SELECT UNIX_TIMESTAMP('2009-03-08 01:59:59'); # 1236495599 SELECT UNIX_TIMESTAMP('2009-03-08 02:00:00'); # 1236495600 # ... SELECT UNIX_TIMESTAMP('2009-03-08 02:59:59'); # 1236495600 SELECT UNIX_TIMESTAMP('2009-03-08 03:00:00'); # 1236495600
The takeaway: If you need to store and retrieve every time in the year, you have a few undesirable options:
- Set system timezone to GMT + some constant offset. E.g. UTC
Store dates as INTs (as Aaron discovered, TIMESTAMP isn’t even reliable)
Pretend the DATETIME type has some constant offset timezone. E.g. If you’re in
America/New_York, convert your date to GMT-5 outside of MySQL, then store as a DATETIME (this turns out to be essential: see Aaron’s answer). Then you must take great care using MySQL’s date/time functions, because some assume your values are of the system timezone, others (esp. time arithmetic functions) are “timezone agnostic” (they may behave as if the times are UTC).
Aaron and I suspect that auto-generating TIMESTAMP columns are also broken.
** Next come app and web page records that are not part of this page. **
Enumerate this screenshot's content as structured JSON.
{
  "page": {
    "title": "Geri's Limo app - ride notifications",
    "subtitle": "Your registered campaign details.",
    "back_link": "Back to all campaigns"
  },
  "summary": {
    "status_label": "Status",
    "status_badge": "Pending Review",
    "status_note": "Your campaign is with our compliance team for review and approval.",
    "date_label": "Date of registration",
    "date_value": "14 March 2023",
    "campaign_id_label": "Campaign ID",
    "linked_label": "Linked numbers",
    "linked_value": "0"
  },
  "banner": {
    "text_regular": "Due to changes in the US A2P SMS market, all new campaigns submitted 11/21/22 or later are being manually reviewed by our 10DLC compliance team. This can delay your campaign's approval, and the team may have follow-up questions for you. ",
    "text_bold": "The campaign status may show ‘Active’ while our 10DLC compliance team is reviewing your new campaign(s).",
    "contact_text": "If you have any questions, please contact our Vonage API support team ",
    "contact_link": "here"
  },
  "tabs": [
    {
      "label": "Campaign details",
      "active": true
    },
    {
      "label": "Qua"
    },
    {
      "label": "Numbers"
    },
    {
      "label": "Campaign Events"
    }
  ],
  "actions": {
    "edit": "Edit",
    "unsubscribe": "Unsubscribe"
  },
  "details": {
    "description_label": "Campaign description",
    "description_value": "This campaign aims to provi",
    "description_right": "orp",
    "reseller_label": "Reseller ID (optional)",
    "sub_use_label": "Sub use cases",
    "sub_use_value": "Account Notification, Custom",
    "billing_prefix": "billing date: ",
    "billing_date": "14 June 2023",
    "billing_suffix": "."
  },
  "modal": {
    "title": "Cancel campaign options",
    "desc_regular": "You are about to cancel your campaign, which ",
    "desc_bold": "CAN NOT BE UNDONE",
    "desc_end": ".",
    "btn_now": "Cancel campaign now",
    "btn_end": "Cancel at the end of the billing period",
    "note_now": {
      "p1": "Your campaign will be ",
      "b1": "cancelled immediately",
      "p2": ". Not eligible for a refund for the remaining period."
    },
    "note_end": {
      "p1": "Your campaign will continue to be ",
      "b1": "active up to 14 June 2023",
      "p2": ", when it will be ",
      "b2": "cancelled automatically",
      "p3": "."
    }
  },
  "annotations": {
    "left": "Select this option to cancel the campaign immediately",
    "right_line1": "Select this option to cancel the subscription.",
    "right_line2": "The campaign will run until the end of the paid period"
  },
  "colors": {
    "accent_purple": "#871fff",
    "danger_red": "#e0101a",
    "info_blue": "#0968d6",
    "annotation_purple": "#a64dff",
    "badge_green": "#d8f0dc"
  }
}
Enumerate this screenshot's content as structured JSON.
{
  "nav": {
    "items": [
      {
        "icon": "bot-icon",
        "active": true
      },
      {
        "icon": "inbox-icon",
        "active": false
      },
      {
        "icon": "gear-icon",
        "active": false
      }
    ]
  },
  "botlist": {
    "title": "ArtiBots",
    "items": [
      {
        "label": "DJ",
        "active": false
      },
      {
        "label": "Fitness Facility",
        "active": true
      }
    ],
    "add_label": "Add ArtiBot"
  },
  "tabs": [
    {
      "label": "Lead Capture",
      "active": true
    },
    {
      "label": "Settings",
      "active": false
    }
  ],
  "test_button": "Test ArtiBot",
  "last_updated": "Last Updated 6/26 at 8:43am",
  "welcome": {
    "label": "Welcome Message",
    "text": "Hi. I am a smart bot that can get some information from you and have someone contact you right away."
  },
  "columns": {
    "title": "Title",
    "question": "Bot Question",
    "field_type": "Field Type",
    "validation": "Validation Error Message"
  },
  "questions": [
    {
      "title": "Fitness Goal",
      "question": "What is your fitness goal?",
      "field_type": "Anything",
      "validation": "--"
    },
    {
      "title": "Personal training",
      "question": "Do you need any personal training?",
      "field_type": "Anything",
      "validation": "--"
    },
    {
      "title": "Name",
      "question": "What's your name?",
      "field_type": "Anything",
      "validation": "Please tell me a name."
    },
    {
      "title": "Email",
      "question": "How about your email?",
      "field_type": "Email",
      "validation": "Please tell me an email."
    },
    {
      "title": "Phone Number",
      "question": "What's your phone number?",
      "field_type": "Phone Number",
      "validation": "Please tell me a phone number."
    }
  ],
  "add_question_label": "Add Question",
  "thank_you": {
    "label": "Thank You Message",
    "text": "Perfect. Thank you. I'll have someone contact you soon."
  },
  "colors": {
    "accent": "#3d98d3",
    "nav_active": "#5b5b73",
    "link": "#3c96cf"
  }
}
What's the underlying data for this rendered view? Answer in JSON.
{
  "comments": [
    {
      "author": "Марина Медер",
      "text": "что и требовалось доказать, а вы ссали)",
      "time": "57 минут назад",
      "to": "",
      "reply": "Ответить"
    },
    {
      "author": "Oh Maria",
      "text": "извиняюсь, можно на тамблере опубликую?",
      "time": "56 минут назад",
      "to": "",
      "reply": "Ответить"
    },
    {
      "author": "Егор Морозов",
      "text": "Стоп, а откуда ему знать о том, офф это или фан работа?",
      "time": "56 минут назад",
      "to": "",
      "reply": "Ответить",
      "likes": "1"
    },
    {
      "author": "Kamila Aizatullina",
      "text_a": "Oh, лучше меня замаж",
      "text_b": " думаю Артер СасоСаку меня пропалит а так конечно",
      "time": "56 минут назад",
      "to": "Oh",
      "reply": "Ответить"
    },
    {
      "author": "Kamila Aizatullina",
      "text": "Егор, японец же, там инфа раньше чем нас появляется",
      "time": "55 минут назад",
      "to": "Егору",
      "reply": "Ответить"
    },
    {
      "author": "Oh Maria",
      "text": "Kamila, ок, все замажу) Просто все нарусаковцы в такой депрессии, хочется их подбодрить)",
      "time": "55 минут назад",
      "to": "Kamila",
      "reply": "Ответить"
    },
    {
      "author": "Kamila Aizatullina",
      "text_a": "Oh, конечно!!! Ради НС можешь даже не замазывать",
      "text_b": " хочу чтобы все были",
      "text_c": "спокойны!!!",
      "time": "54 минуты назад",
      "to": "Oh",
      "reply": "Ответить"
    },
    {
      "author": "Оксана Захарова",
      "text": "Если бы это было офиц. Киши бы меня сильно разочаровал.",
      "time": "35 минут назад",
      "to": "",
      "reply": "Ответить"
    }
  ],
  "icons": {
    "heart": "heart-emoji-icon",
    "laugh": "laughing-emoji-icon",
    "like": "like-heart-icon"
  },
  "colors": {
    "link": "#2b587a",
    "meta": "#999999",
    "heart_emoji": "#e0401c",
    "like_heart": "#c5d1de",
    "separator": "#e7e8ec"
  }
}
Both
2009-11-01 01:30 -0400 and
2009-11-01 01:30 -0500 will be stored as the ambiguous